It doesn’t interest me as an activity, but the word is notable in that it’s a borrowing from French in nonstandard spelling, something of a rarity. As a result, when you look at it in English it’s not clear how to pronounce it; if it had the standard spelling parcours that wouldn’t be a problem. (Frankly, I find this kind of respelling with k for c pretty ugly, but I guess that’s the point, or part of it. Epater le fuddy-duddy, you know.)
Incidentally, the same MeFi thread introduced me to the word thixotropic; see my first comment therein for more.


Pinyin News (“Most of what most people think they know about Chinese is wrong”) has a fascinating post on the centuries-old romanization of Taiwan’s aboriginal language Siraya (now extinct):

About 80 percent of the “Sinkang Manuscripts” (新港文書) have been deciphered in the ongoing collaboration project between Academia Sinica‘s Institute of Taiwan History and Institute of History and Philology. These documents, in the language of the Siraya people, were written in a romanization system devised by the Dutch colonists in Taiwan in the seventeenth century. Although the Dutch were forced out of Taiwan in the 1660s, writing in this system continued for at least 150 years.
The name Siraya, however, has been applied to the people of that group only since the period of Japanese rule (1895-1945). It was derived from the group’s pronunciation of the word for “I.” The documents get their name from Sinkang Sia, the largest Siraya settlement near the Dutch stronghold Fort Zeelandia.
Most of the documents are records of land contracts and business transactions. Some are bilingual: in Siraya and Dutch, or Siraya and Chinese. One long bilingual document is a translation by the Dutch of the Book of Matthew

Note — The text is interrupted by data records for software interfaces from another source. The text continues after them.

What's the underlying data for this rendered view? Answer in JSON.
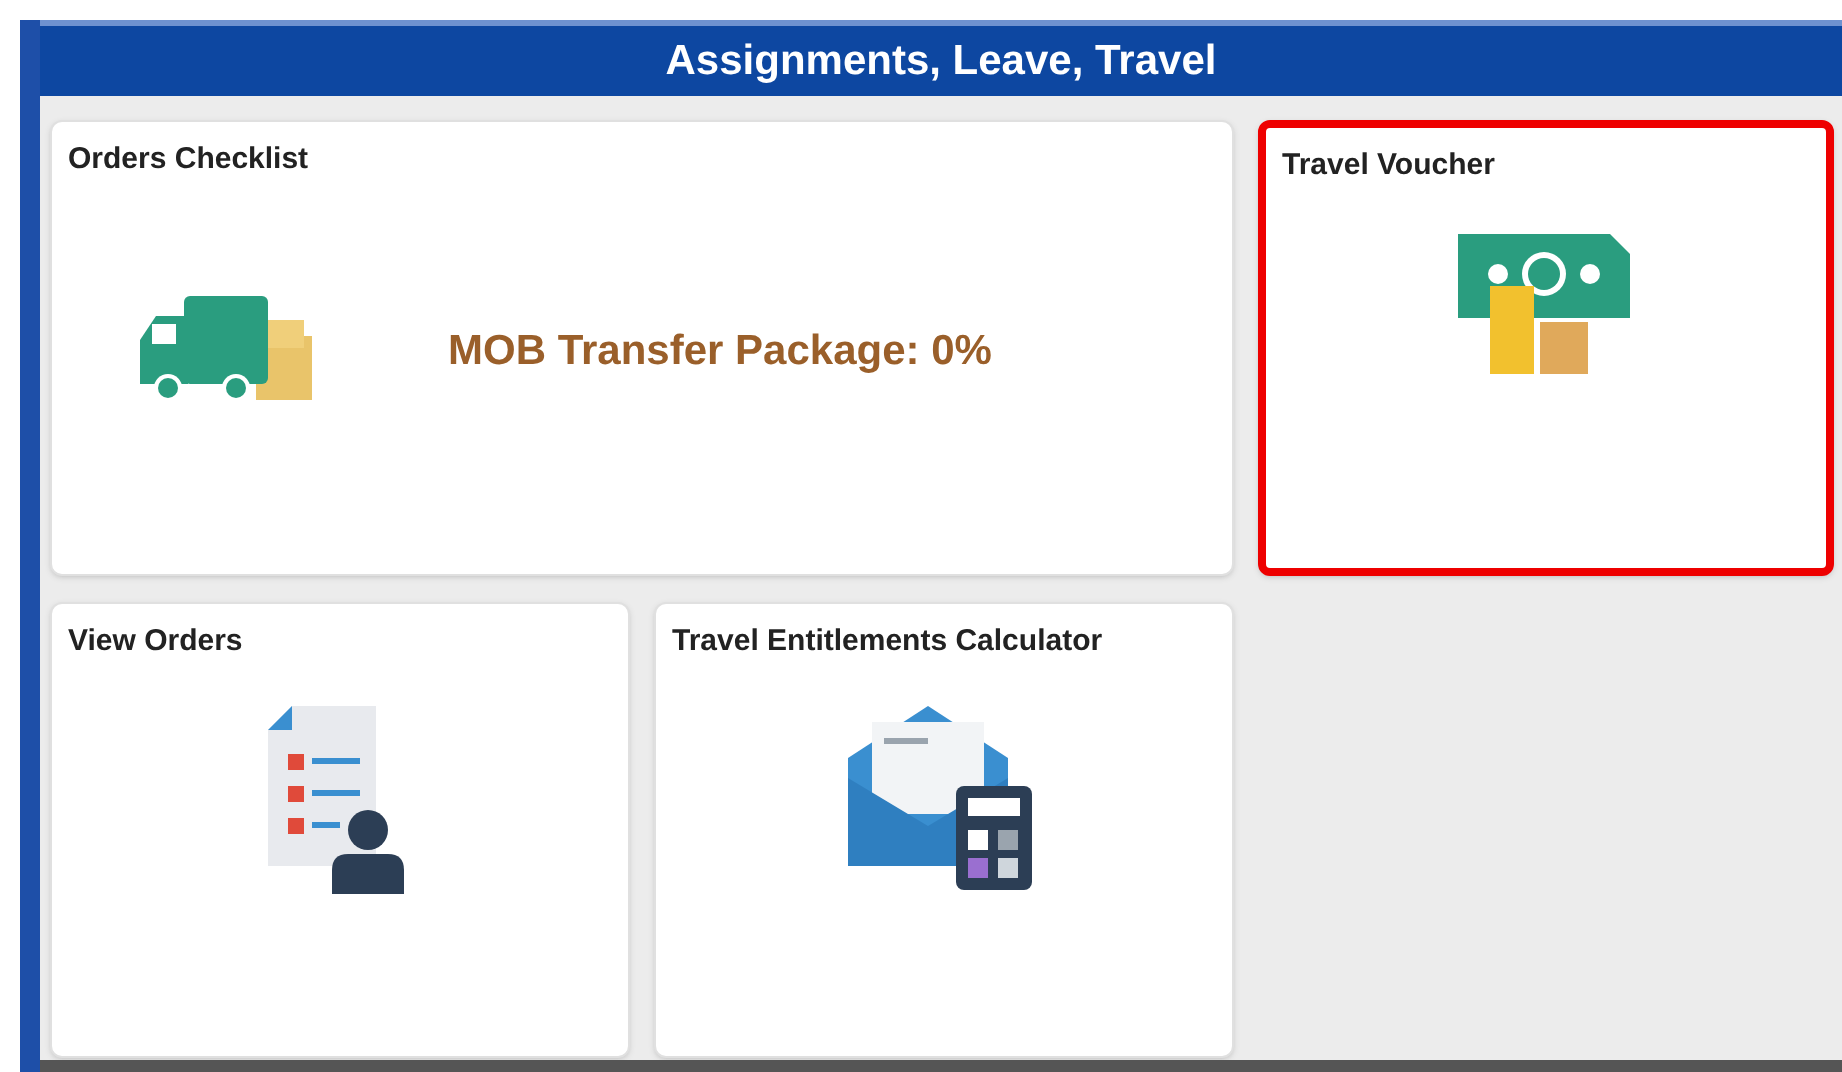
{
  "header": {
    "title": "Assignments, Leave, Travel"
  },
  "tiles": [
    {
      "title": "Orders Checklist",
      "kind": "truck",
      "status": "MOB Transfer Package: 0%",
      "wide": true,
      "highlighted": false
    },
    {
      "title": "Travel Voucher",
      "kind": "money",
      "wide": false,
      "highlighted": true
    },
    {
      "title": "View Orders",
      "kind": "document",
      "wide": false,
      "highlighted": false
    },
    {
      "title": "Travel Entitlements Calculator",
      "kind": "calculator",
      "wide": false,
      "highlighted": false
    }
  ]
}
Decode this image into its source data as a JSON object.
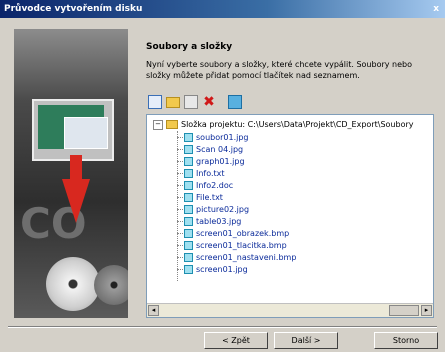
{
  "window": {
    "title": "Průvodce vytvořením disku",
    "close_label": "x"
  },
  "page": {
    "heading": "Soubory a složky",
    "description": "Nyní vyberte soubory a složky, které chcete vypálit. Soubory nebo složky můžete přidat pomocí tlačítek nad seznamem."
  },
  "tree": {
    "root_expander": "−",
    "root_label": "Složka projektu: C:\\Users\\Data\\Projekt\\CD_Export\\Soubory",
    "items": [
      "soubor01.jpg",
      "Scan 04.jpg",
      "graph01.jpg",
      "Info.txt",
      "Info2.doc",
      "File.txt",
      "picture02.jpg",
      "table03.jpg",
      "screen01_obrazek.bmp",
      "screen01_tlacitka.bmp",
      "screen01_nastaveni.bmp",
      "screen01.jpg"
    ],
    "scroll_left": "◂",
    "scroll_right": "▸"
  },
  "buttons": {
    "back": "< Zpět",
    "next": "Další >",
    "cancel": "Storno"
  }
}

THere are plenty of great links; check it out. (Via the always via-ble No-sword; as he says, “I wish the sample wasn’t one of the boring parts of the Bible, though. On the plus side I am now pretty confident that if a Siraya speaker ever asks me who begat someone, I will be able to answer in their native language.”)

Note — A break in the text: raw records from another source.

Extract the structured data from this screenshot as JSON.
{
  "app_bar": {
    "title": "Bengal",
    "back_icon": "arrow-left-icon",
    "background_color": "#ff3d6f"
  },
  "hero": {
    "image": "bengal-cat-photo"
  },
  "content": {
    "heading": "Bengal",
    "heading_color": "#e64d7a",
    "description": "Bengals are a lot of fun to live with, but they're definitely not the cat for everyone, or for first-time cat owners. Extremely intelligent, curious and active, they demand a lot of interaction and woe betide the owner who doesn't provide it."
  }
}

A nice link catalogue (maintained by the University of Exeter) of sites having to do with German dialects; the coverage (links in the right and left margins) is pretty amazing, with everything from maps to obscure Low Saxon dialects to related languages like Yiddish and Lëtzebuergesch (though Sorbian would seem to be pushing it, since it’s not even Germanic). Thanks, as so often, to aldi at